Although physical fitness has many direct and indirect benefits to leadership, it is a poor way of measuring leadership itself. Worse yet, because protecting the homeland, closing with and destroying the enemy, and winning the nation’s wars (the major functions of the military) are heavily reliant on Soldiers capable of performing tasks requiring high physical prowess, an indirect correlation has been applied to the major philosophy of the military — leadership.

Though the array of new Army physical fitness initiatives are positive developments, they are unlikely to break the false connection perceived between leadership and physical fitness.

Breaking this false linkage between fitness and leadership, or the “strong but dumb” mindset, is imperative. The NCO Corps can assist in this process by helping to dethrone high APFT scores from their dominate position in administrative processes; focusing physical readiness training on actual physical readiness versus the APFT; and rethinking the relative importance of physical fitness as compared to intellect, potential, duty performance and education level when conducting administrative processes for enlisted and more junior NCOs.

Maj. Jeff Jager is a U.S. Army Foreign Area Officer with an area of concentration in Europe. He commissioned as an infantry officer from the U.S. Military Academy in 2000; commanded two infantry companies during “the surge” in Baghdad in 2007-2008; and was selected as a Foreign Area Officer in 2008. As an FAO, he served as the Assistant Army Attaché in Cyprus from 2012-2015 and has served as the Training and Doctrine Command Liaison Officer to Turkey since June 2015. He is also a certified Master Fitness Trainer.

Aaron Kennedy is a former sergeant of the U.S. Marine Corps. He served as an intelligence analyst from 1994-2002, deploying twice to the Middle East with 3rd Battalion, 1st Marine Regiment. He later served as the Intelligence Systems Instructor at the MAGTF Staff Training Program in Quantico, Virginia. After leaving service, he became interested in endurance running and the science of fitness.

Survey details

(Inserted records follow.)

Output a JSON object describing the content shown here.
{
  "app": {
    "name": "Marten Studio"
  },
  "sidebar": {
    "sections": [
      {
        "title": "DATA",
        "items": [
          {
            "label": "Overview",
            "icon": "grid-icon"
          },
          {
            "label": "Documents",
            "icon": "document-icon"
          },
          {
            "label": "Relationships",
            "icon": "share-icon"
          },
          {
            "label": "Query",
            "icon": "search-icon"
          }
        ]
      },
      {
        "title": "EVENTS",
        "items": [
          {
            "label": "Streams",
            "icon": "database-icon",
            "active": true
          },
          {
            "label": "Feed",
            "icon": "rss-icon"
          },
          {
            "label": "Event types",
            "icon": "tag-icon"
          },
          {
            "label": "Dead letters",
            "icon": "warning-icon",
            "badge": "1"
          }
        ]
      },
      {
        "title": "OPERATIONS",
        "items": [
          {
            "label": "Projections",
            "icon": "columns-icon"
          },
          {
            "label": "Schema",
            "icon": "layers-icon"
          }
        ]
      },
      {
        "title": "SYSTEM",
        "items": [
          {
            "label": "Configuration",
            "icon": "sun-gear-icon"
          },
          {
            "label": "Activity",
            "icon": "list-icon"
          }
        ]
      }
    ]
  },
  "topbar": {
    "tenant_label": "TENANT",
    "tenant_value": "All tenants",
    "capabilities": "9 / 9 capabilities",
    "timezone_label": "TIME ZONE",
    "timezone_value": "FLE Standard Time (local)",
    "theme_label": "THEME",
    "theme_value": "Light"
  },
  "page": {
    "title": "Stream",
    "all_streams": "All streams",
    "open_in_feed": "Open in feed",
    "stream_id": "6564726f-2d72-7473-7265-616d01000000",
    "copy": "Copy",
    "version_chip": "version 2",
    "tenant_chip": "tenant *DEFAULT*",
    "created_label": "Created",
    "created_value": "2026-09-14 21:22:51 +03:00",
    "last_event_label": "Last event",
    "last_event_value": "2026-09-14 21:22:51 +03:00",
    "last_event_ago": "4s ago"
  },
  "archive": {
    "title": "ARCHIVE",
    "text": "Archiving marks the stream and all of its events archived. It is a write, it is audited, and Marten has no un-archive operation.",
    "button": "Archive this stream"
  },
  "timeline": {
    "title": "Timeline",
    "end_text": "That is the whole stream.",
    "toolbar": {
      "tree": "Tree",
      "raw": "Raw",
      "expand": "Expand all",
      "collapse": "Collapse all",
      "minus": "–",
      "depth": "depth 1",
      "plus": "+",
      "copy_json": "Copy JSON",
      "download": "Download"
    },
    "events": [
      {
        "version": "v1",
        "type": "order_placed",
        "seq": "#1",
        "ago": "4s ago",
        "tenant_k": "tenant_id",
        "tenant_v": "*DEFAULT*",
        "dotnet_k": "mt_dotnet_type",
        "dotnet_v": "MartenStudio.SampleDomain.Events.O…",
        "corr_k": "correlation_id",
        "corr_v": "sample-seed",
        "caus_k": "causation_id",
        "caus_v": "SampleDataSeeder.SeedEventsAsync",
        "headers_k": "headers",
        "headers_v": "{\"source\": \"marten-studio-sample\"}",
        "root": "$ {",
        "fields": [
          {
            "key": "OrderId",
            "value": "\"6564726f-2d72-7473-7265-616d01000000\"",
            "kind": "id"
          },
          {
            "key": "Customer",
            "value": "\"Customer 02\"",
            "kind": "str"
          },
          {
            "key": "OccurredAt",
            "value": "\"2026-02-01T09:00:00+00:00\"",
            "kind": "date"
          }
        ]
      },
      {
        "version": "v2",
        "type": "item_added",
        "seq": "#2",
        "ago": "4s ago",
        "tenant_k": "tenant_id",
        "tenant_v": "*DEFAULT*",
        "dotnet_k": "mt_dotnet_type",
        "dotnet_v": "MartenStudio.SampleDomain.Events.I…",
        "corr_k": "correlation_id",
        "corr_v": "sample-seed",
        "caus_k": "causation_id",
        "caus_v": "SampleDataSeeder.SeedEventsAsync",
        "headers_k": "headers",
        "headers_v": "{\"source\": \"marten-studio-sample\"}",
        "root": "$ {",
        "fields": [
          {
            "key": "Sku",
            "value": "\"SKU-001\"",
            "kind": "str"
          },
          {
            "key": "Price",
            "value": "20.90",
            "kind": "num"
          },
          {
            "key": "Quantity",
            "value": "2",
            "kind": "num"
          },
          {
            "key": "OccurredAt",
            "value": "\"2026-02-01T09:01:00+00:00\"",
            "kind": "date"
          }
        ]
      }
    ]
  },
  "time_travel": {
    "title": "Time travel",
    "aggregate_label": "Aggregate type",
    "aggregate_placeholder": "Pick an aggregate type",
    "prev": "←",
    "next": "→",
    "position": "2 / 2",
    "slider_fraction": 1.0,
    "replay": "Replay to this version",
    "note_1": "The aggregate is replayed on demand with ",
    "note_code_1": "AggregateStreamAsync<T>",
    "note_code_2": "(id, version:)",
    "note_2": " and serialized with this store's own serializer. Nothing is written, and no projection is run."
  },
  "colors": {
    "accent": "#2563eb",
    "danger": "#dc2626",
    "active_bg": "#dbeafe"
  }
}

The survey cited in this article ran from June 24, 2016, to July 24, 2016 on SurveyMonkey and collected 272 responses from across a defined population of 16,638,288 active-duty, former and retired servicemembers. Limiting the survey to those currently serving in the Army, 172 responses were received. As of July 2016, there were 473,844 Army active-duty, 345,679 in the Army National Guard, and 198,971 in the Army Reserve. This adds to a total of 1,018,494 Soldiers. With 172 responses and a studied population of 1,018,494, the margin of error for the survey is about 8 percent, with a confidence level of 95 percent.